Why, should parents worry? Because the pens go undetected and, secondly, because children are getting into pot at younger ages. Wheat Ridge, Colorado, is the site of Three Kings Dab Supply, a club where users bring their own dabs and party. According to a mom in Wheat Ridge, “Since legalization, marijuana has become a problem in the middle schools and has shown up in the elementary schools twice.”
Marijuana users suggest that kids use dabs, precisely because it can go undetected. Dabbing is actually more popular with the young users than with middle-aged adults, who often find it too strong.
How Dabs are Made
Dabbers take a tiny bit of butane hash oil, BHO — hardened or buttery, and quickly light it up in a small compartment. BHO is to marijuana, as crack is to cocaine.
Users have extracted the THC (the component in the marijuana plant that causes a high) from the plant to get maximum strength, usually using butane gas in some type of glass tube. When it first comes out it is an oil, but the oil becomes waxy or buttery before hardening into the bits. Hardened, it can be broken into tiny bits and give a high that last all day.
There are many nicknames for butane hash oil: “Wax,” “Honey oil,” “earwax,” “dabs” “shatter” and more. It could be smoked, vaped or infused into the edibles. Vaping is a concern, since the vape pens, meant for tobacco, are adapted to be used with concentrates or dabs of marijuana. It is a way that teens may be using marijuana without detection.
Dabbing is Growing in Popularity Especially Among Teens
In short, hash oil offers a quick and lasting high for users. A single hit can last more than a day. By making it, it costs a user about 50% less than it would by buying it from a licensed dispensary or maker.
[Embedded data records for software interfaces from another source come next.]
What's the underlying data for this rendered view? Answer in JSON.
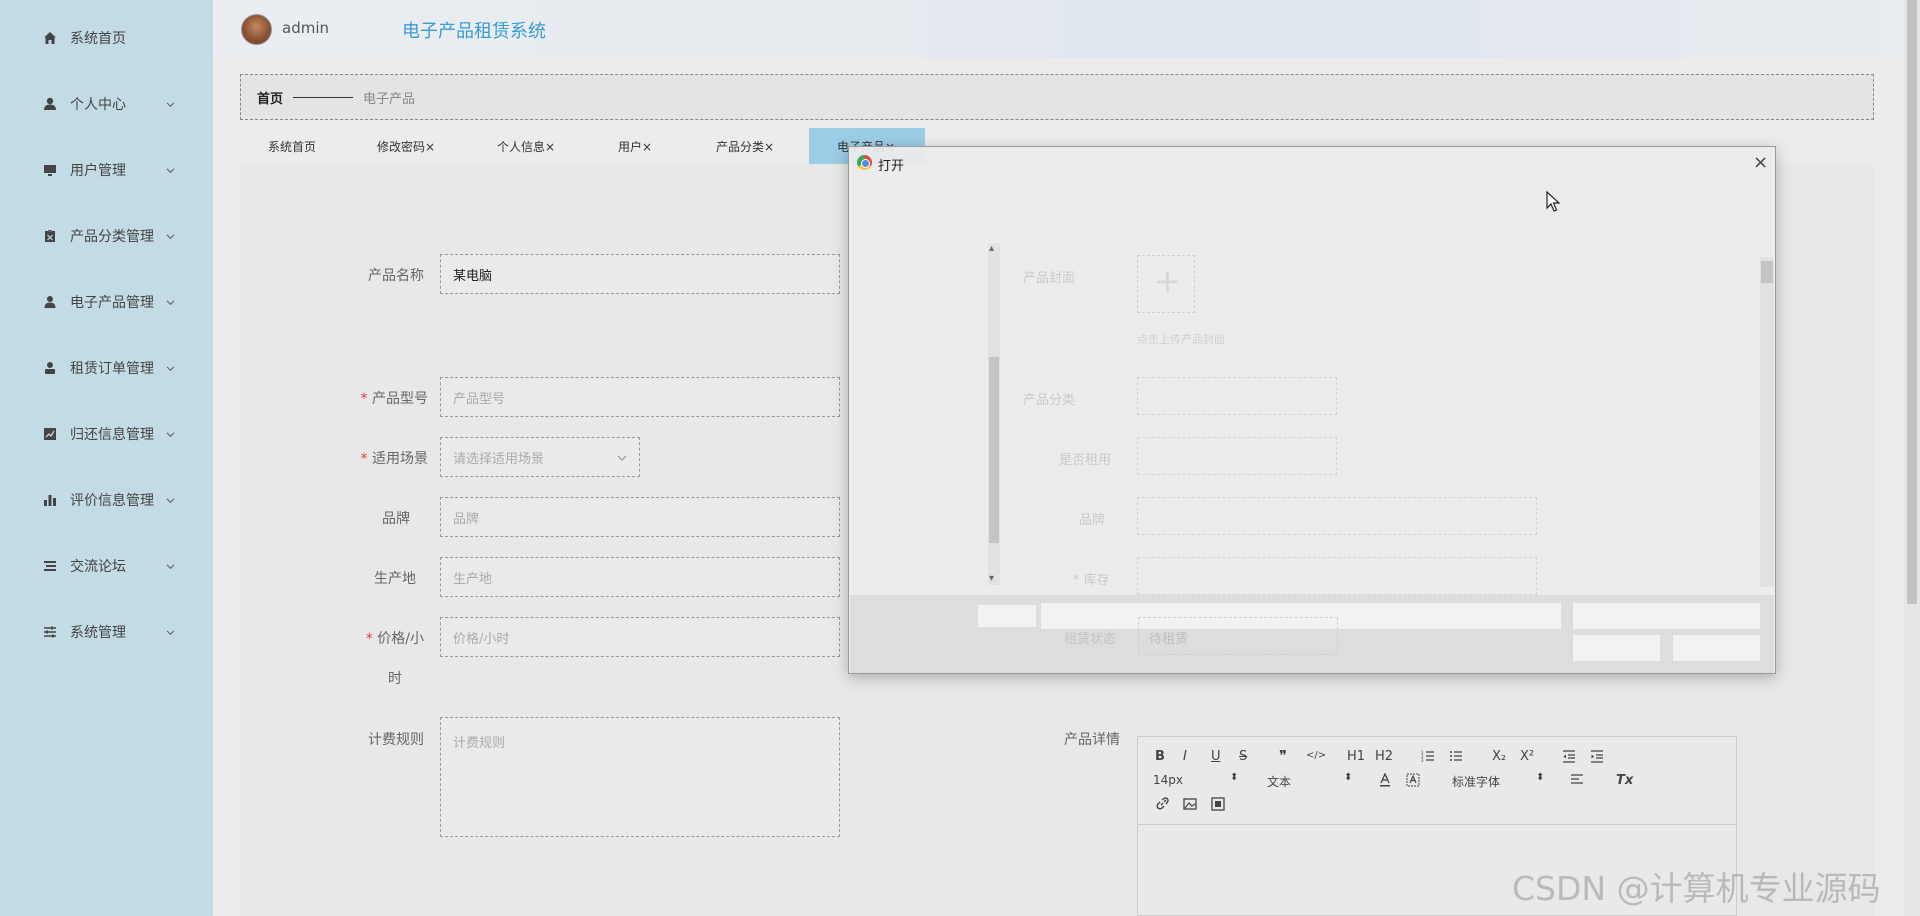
{
  "sidebar": {
    "items": [
      {
        "label": "系统首页",
        "icon": "home-icon"
      },
      {
        "label": "个人中心",
        "icon": "user-icon"
      },
      {
        "label": "用户管理",
        "icon": "monitor-icon"
      },
      {
        "label": "产品分类管理",
        "icon": "clipboard-icon"
      },
      {
        "label": "电子产品管理",
        "icon": "user-group-icon"
      },
      {
        "label": "租赁订单管理",
        "icon": "user-pin-icon"
      },
      {
        "label": "归还信息管理",
        "icon": "trend-chart-icon"
      },
      {
        "label": "评价信息管理",
        "icon": "bar-chart-icon"
      },
      {
        "label": "交流论坛",
        "icon": "list-icon"
      },
      {
        "label": "系统管理",
        "icon": "sliders-icon"
      }
    ]
  },
  "header": {
    "username": "admin",
    "system_title": "电子产品租赁系统"
  },
  "breadcrumb": {
    "home": "首页",
    "current": "电子产品"
  },
  "tabs": [
    {
      "label": "系统首页"
    },
    {
      "label": "修改密码×"
    },
    {
      "label": "个人信息×"
    },
    {
      "label": "用户×"
    },
    {
      "label": "产品分类×"
    },
    {
      "label": "电子产品×"
    }
  ],
  "form": {
    "product_name_label": "产品名称",
    "product_name_value": "某电脑",
    "model_label": "产品型号",
    "model_placeholder": "产品型号",
    "scene_label": "适用场景",
    "scene_placeholder": "请选择适用场景",
    "brand_label": "品牌",
    "brand_placeholder": "品牌",
    "origin_label": "生产地",
    "origin_placeholder": "生产地",
    "price_label_line1": "价格/小",
    "price_label_line2": "时",
    "price_placeholder": "价格/小时",
    "rules_label": "计费规则",
    "rules_placeholder": "计费规则",
    "details_label": "产品详情",
    "required_mark": "*"
  },
  "editor": {
    "font_size": "14px",
    "text_type": "文本",
    "font_family": "标准字体",
    "buttons": [
      "B",
      "I",
      "U",
      "S",
      "❞",
      "</>",
      "H1",
      "H2",
      "X₂",
      "X²",
      "Tx"
    ]
  },
  "dialog": {
    "title": "打开",
    "close": "×",
    "bg_labels": [
      "产品封面",
      "点击上传产品封面",
      "产品分类",
      "是否租用",
      "品牌",
      "* 库存",
      "租赁状态"
    ],
    "bg_values": [
      "待租赁"
    ]
  },
  "watermark": "CSDN @计算机专业源码"
}
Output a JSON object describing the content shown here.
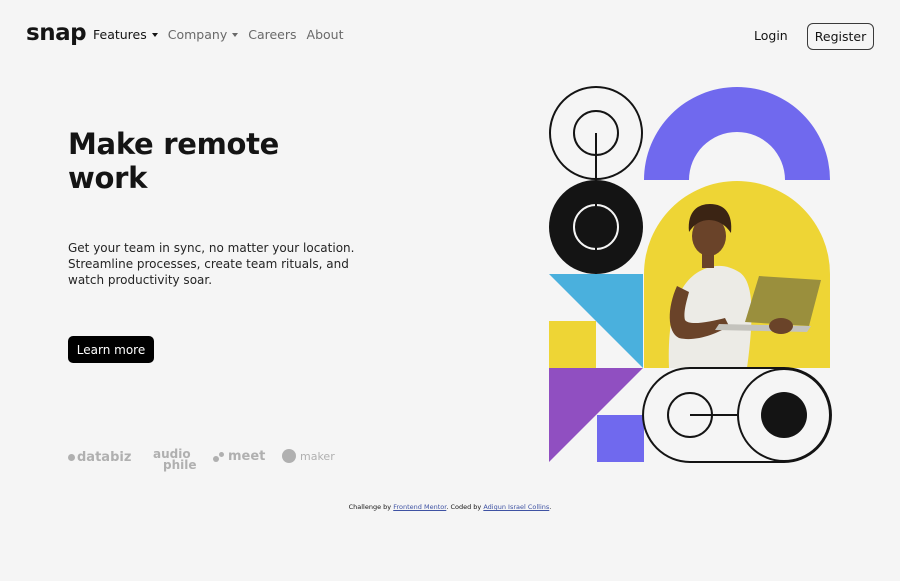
{
  "header": {
    "logo": "snap",
    "nav": [
      {
        "label": "Features",
        "dropdown": true,
        "active": true
      },
      {
        "label": "Company",
        "dropdown": true,
        "active": false
      },
      {
        "label": "Careers",
        "dropdown": false,
        "active": false
      },
      {
        "label": "About",
        "dropdown": false,
        "active": false
      }
    ],
    "login_label": "Login",
    "register_label": "Register"
  },
  "hero": {
    "title": "Make remote work",
    "description": "Get your team in sync, no matter your location. Streamline processes, create team rituals, and watch productivity soar.",
    "cta_label": "Learn more",
    "image_subject": "person-with-laptop"
  },
  "clients": {
    "databiz": "databiz",
    "audiophile_line1": "audio",
    "audiophile_line2": "phile",
    "meet": "meet",
    "maker": "maker"
  },
  "attribution": {
    "prefix": "Challenge by ",
    "link1": "Frontend Mentor",
    "middle": ". Coded by ",
    "link2": "Adigun Israel Collins",
    "suffix": "."
  },
  "colors": {
    "background": "#f5f5f5",
    "text": "#141414",
    "muted": "#696969",
    "purple": "#7069ee",
    "yellow": "#eed535",
    "blue": "#4ab0dd",
    "violet": "#904fc1"
  }
}
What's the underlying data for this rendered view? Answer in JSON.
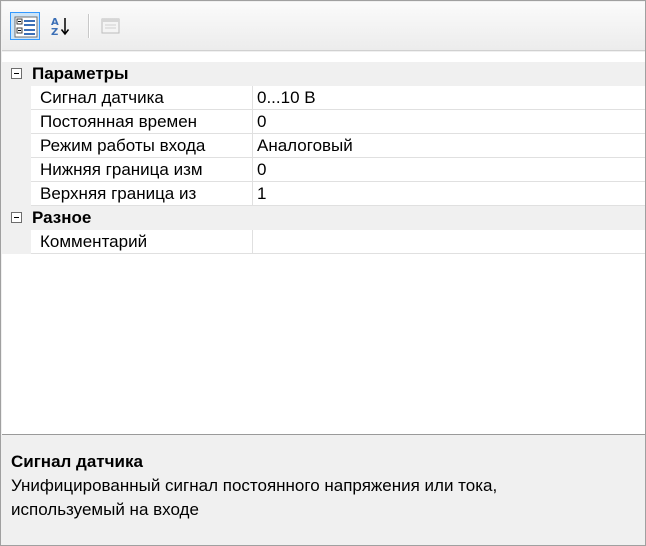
{
  "toolbar": {
    "buttons": [
      {
        "icon": "categorized-view-icon",
        "active": true
      },
      {
        "icon": "sort-alphabetical-icon",
        "active": false
      },
      {
        "icon": "property-pages-icon",
        "active": false,
        "enabled": false
      }
    ]
  },
  "categories": [
    {
      "label": "Параметры",
      "expanded": true,
      "properties": [
        {
          "name": "Сигнал датчика",
          "value": "0...10 В"
        },
        {
          "name": "Постоянная времен",
          "value": "0"
        },
        {
          "name": "Режим работы входа",
          "value": "Аналоговый"
        },
        {
          "name": "Нижняя граница изм",
          "value": "0"
        },
        {
          "name": "Верхняя граница из",
          "value": "1"
        }
      ]
    },
    {
      "label": "Разное",
      "expanded": true,
      "properties": [
        {
          "name": "Комментарий",
          "value": ""
        }
      ]
    }
  ],
  "description": {
    "title": "Сигнал датчика",
    "text": "Унифицированный сигнал постоянного напряжения или тока, используемый на входе"
  },
  "colors": {
    "selection_border": "#3399ff",
    "selection_fill": "#cce4f7",
    "panel_bg": "#f0f0f0",
    "grid_line": "#e0e0e0"
  }
}
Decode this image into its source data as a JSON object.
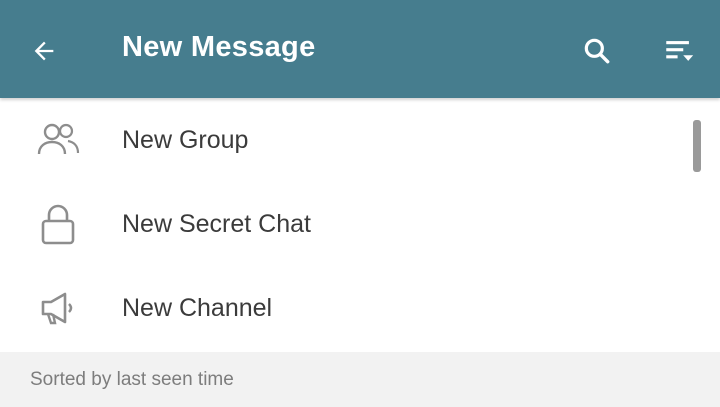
{
  "header": {
    "title": "New Message",
    "back_icon": "arrow-left-icon",
    "search_icon": "search-icon",
    "sort_icon": "sort-icon",
    "background_color": "#467d8e",
    "text_color": "#ffffff"
  },
  "actions": [
    {
      "label": "New Group",
      "icon": "group-icon"
    },
    {
      "label": "New Secret Chat",
      "icon": "lock-icon"
    },
    {
      "label": "New Channel",
      "icon": "megaphone-icon"
    }
  ],
  "section": {
    "label": "Sorted by last seen time"
  }
}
One may think that experienced, middle-aged users would be most likely to dab. On the contrary, it is often the teens who go for the quick high, as well as the ease of use.
Dabbing packs such a wallop, it has been known to cause blackouts. Even insiders warn that injury and death are possible.